- [DIRECTIONS] Return all the data below as it stands, minus the pictures.

- [MATERIAL FOR THE TASK]
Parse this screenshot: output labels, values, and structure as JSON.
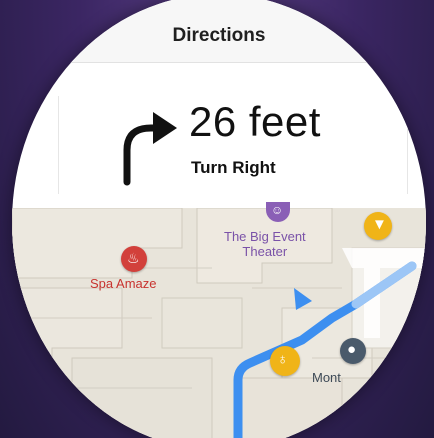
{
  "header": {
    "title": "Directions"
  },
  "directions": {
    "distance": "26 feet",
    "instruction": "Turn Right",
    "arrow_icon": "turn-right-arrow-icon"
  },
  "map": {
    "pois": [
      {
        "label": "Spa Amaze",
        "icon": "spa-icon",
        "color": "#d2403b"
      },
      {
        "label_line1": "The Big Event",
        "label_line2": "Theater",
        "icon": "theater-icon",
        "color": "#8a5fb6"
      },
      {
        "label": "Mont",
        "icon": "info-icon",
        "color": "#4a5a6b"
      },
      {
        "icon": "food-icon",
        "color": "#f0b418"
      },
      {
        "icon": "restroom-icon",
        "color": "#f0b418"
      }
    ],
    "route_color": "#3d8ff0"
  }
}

- [ANSWER]
Parse this screenshot: output labels, values, and structure as JSON.
{
  "header": {
    "title": "Directions"
  },
  "directions": {
    "distance": "26 feet",
    "instruction": "Turn Right",
    "arrow_icon": "turn-right-arrow-icon"
  },
  "map": {
    "pois": [
      {
        "label": "Spa Amaze",
        "icon": "spa-icon",
        "color": "#d2403b"
      },
      {
        "label_line1": "The Big Event",
        "label_line2": "Theater",
        "icon": "theater-icon",
        "color": "#8a5fb6"
      },
      {
        "label": "Mont",
        "icon": "info-icon",
        "color": "#4a5a6b"
      },
      {
        "icon": "food-icon",
        "color": "#f0b418"
      },
      {
        "icon": "restroom-icon",
        "color": "#f0b418"
      }
    ],
    "route_color": "#3d8ff0"
  }
}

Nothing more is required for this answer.